[Data records for software interfaces]
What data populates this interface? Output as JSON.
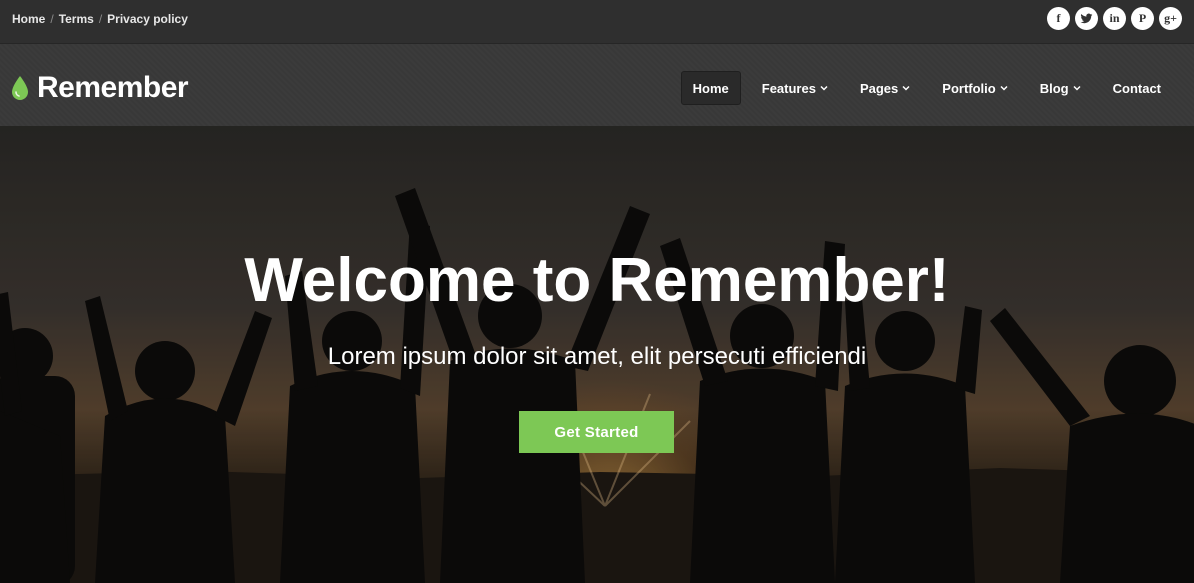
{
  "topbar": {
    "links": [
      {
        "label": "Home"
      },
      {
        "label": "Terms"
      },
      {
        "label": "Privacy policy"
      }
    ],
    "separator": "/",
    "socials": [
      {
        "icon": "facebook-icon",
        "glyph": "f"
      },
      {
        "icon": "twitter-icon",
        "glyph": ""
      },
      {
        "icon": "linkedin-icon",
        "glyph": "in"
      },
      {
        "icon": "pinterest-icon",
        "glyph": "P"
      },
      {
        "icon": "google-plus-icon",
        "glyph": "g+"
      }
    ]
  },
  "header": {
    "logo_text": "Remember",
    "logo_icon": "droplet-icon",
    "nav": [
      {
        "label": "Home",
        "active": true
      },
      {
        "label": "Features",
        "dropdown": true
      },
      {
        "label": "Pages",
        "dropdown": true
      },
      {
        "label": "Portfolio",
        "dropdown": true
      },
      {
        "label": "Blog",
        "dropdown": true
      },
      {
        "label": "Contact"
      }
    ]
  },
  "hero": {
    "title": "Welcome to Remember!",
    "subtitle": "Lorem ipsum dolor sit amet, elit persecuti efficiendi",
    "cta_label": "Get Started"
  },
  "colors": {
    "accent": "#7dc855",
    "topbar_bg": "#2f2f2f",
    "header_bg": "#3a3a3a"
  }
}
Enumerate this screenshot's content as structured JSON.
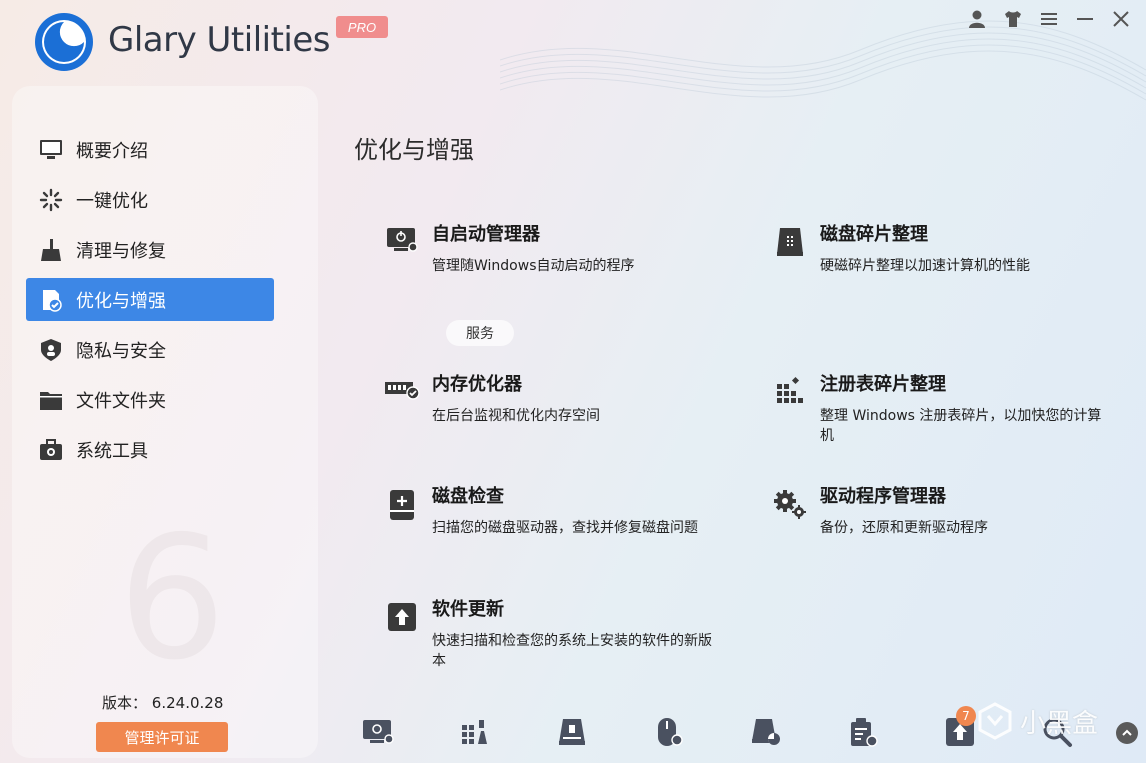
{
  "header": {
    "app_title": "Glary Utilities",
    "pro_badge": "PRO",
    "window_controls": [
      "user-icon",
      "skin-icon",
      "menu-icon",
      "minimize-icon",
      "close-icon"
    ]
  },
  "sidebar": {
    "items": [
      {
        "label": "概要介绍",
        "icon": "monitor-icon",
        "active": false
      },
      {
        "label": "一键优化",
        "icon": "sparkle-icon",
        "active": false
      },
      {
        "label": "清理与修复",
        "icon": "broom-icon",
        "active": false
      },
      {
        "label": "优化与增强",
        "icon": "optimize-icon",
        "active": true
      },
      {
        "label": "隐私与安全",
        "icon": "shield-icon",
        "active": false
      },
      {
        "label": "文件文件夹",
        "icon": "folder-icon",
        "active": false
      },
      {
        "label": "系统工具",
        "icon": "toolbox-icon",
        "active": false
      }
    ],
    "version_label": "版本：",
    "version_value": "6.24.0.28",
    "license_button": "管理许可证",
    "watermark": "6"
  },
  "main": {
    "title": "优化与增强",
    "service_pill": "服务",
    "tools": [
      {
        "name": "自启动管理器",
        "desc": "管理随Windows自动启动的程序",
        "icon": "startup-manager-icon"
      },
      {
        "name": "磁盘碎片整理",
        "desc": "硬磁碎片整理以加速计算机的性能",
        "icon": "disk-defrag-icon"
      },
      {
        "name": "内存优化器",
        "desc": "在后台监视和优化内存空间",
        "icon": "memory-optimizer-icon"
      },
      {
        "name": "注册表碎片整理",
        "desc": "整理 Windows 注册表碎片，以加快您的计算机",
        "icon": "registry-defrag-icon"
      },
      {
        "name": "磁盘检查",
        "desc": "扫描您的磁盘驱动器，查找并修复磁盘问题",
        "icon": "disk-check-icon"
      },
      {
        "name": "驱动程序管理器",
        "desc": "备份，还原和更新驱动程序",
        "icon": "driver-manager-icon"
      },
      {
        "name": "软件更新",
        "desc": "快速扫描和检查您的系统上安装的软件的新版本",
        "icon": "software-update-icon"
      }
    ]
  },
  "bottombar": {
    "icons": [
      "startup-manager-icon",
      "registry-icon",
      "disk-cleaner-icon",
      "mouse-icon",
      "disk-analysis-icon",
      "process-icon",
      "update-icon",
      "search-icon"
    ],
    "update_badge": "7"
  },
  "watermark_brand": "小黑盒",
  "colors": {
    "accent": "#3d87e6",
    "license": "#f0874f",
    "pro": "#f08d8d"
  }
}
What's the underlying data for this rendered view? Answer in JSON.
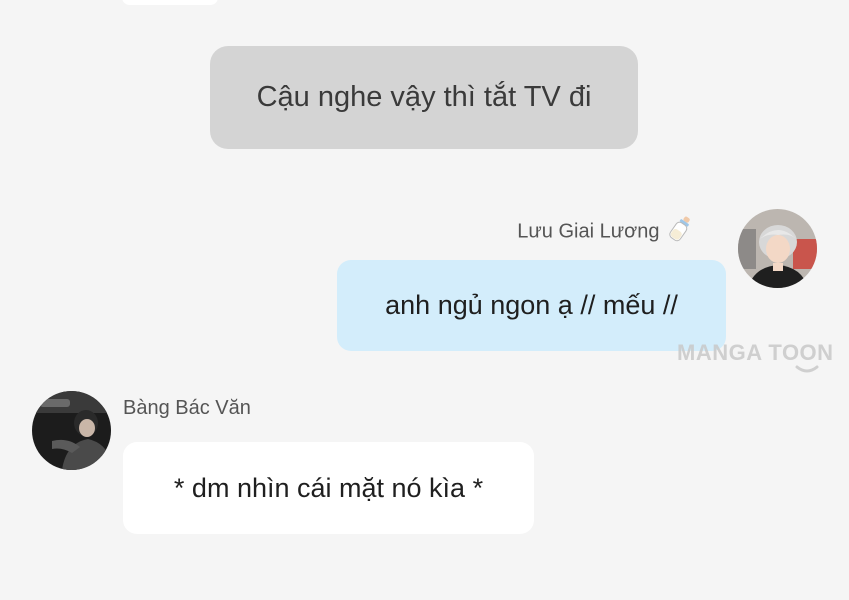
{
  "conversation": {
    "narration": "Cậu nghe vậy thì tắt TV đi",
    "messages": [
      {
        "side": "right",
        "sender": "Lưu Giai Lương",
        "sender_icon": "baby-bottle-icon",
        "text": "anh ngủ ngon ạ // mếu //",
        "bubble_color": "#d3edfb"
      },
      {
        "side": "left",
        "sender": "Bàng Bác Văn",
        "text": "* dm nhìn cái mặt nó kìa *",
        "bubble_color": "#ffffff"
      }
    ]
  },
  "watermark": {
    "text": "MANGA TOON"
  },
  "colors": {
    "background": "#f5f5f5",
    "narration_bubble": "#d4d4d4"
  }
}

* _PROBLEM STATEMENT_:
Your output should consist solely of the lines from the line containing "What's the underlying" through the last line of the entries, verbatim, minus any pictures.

* _WORKED SOLUTION_:
What's the underlying data for this rendered view? Answer in JSON.
{
  "conversation": {
    "narration": "Cậu nghe vậy thì tắt TV đi",
    "messages": [
      {
        "side": "right",
        "sender": "Lưu Giai Lương",
        "sender_icon": "baby-bottle-icon",
        "text": "anh ngủ ngon ạ // mếu //",
        "bubble_color": "#d3edfb"
      },
      {
        "side": "left",
        "sender": "Bàng Bác Văn",
        "text": "* dm nhìn cái mặt nó kìa *",
        "bubble_color": "#ffffff"
      }
    ]
  },
  "watermark": {
    "text": "MANGA TOON"
  },
  "colors": {
    "background": "#f5f5f5",
    "narration_bubble": "#d4d4d4"
  }
}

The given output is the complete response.